══ SUPPLIED MATERIAL ══

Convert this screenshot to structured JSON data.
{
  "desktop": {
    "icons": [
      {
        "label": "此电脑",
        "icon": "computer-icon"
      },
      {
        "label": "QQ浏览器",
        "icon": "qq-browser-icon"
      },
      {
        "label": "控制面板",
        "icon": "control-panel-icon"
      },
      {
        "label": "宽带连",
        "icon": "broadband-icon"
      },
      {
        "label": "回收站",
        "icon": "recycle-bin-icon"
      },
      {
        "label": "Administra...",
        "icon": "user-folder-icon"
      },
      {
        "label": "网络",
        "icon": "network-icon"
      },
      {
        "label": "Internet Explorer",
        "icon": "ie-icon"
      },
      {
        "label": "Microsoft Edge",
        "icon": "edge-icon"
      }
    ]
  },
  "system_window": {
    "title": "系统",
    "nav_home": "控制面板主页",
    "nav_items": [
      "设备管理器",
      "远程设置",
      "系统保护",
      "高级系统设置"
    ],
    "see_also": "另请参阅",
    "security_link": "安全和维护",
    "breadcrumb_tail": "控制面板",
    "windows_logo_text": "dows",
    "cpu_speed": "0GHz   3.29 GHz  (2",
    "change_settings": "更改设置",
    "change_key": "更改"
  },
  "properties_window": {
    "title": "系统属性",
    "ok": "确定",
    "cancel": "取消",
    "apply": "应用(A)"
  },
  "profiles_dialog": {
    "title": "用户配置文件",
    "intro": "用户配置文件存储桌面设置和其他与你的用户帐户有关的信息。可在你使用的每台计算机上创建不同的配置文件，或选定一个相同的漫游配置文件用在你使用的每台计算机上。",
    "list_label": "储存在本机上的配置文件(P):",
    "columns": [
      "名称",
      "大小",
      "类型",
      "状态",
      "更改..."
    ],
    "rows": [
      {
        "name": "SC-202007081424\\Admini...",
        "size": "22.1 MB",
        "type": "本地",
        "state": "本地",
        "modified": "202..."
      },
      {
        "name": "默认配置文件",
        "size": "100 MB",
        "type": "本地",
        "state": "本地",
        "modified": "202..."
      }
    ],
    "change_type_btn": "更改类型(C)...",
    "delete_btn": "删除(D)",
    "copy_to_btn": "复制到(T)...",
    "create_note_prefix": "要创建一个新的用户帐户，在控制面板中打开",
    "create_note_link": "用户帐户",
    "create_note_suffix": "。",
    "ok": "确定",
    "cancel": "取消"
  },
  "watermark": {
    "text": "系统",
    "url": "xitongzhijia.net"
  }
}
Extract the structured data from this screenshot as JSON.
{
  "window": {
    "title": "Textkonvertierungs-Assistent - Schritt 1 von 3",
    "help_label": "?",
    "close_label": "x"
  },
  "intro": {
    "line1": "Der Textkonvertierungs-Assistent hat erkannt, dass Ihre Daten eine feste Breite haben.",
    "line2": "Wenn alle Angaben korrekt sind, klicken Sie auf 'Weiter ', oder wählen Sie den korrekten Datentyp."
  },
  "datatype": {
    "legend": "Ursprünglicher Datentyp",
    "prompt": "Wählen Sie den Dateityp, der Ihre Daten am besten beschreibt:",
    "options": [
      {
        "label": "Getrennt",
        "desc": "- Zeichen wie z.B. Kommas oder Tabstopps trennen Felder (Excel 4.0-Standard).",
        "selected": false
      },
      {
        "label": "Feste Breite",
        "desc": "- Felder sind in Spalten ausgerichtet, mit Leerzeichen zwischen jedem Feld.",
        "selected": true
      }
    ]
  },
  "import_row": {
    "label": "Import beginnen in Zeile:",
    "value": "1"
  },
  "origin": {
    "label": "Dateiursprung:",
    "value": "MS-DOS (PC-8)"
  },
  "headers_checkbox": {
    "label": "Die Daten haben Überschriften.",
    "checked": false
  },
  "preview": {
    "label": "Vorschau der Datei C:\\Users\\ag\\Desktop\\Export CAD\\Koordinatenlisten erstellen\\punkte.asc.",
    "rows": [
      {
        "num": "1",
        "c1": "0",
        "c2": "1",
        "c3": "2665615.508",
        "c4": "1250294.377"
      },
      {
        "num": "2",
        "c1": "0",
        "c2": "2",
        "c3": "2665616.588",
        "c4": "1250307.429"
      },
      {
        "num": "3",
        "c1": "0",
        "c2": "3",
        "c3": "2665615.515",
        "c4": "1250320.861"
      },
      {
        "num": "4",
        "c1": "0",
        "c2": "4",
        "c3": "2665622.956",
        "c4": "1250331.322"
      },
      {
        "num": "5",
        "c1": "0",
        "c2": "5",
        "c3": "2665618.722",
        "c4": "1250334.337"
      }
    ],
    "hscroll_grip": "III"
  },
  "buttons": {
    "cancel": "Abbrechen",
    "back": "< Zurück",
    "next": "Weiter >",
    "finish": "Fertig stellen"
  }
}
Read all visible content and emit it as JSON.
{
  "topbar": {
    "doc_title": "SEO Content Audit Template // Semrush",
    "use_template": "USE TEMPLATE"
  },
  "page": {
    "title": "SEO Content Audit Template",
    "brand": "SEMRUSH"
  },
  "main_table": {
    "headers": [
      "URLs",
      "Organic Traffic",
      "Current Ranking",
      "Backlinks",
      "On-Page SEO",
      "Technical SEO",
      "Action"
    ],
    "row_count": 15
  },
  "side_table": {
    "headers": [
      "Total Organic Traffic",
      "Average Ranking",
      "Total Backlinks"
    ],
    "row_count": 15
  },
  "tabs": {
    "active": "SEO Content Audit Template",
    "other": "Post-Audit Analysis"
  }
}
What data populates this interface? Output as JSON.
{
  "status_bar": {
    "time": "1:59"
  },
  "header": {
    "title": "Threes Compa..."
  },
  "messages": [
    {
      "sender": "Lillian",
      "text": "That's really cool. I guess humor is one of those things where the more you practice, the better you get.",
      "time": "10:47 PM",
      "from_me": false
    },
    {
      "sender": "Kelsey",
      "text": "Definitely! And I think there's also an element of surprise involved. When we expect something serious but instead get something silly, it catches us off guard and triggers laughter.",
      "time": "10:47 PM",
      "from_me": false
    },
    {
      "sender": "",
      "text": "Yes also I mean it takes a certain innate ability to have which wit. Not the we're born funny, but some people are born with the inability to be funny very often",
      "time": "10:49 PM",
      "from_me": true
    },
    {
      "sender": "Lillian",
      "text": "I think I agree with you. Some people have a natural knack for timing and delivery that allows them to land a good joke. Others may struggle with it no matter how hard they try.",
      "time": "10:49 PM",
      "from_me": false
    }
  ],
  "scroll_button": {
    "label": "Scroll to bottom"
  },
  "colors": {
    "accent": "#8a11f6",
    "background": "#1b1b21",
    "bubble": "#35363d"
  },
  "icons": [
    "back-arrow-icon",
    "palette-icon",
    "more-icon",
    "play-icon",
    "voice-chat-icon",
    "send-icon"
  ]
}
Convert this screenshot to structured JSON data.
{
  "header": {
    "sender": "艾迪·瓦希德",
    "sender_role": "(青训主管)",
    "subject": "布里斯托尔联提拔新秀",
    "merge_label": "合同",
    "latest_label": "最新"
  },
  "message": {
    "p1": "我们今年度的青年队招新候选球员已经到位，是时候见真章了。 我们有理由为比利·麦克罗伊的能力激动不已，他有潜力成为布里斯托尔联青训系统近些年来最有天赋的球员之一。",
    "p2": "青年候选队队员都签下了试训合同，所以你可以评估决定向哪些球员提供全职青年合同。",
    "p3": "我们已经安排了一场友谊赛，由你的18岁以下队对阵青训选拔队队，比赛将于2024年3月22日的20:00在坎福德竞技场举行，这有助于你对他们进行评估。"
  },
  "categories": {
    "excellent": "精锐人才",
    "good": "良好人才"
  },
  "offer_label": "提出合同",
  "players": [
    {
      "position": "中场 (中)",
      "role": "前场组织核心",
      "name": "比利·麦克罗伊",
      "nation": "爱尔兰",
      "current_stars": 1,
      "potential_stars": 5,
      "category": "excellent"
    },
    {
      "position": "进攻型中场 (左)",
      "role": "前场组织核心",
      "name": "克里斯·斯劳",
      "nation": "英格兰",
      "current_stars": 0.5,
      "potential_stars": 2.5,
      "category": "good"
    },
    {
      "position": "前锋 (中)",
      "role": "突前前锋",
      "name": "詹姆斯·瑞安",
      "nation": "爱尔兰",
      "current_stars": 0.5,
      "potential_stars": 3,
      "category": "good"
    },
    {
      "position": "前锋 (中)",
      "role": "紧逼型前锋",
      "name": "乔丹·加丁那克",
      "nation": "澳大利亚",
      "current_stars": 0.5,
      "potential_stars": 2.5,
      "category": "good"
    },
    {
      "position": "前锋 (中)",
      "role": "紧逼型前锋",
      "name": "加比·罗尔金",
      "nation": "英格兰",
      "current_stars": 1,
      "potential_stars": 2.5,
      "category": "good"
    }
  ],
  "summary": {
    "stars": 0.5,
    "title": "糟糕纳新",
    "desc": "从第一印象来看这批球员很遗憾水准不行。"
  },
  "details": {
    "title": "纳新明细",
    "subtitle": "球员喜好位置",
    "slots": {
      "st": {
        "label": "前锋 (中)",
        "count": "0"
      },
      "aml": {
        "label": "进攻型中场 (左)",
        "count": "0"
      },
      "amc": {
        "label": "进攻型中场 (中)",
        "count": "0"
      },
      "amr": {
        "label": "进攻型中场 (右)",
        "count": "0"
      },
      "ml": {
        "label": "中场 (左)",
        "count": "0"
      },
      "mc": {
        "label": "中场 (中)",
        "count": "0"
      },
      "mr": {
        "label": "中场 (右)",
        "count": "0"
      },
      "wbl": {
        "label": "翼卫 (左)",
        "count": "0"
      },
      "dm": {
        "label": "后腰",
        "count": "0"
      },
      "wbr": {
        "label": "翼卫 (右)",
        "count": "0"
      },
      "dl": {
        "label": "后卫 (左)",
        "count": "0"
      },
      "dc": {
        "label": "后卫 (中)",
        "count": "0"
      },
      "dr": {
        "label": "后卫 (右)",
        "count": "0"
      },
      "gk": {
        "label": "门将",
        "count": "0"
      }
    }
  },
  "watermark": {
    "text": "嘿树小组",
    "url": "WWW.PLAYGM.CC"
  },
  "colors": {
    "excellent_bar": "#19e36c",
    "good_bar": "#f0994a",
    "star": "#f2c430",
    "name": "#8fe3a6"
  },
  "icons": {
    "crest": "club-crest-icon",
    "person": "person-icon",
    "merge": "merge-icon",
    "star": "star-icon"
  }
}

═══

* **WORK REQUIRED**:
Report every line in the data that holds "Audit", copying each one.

* **RESPONSE**:
    "doc_title": "SEO Content Audit Template // Semrush",
    "title": "SEO Content Audit Template",
    "active": "SEO Content Audit Template",
    "other": "Post-Audit Analysis"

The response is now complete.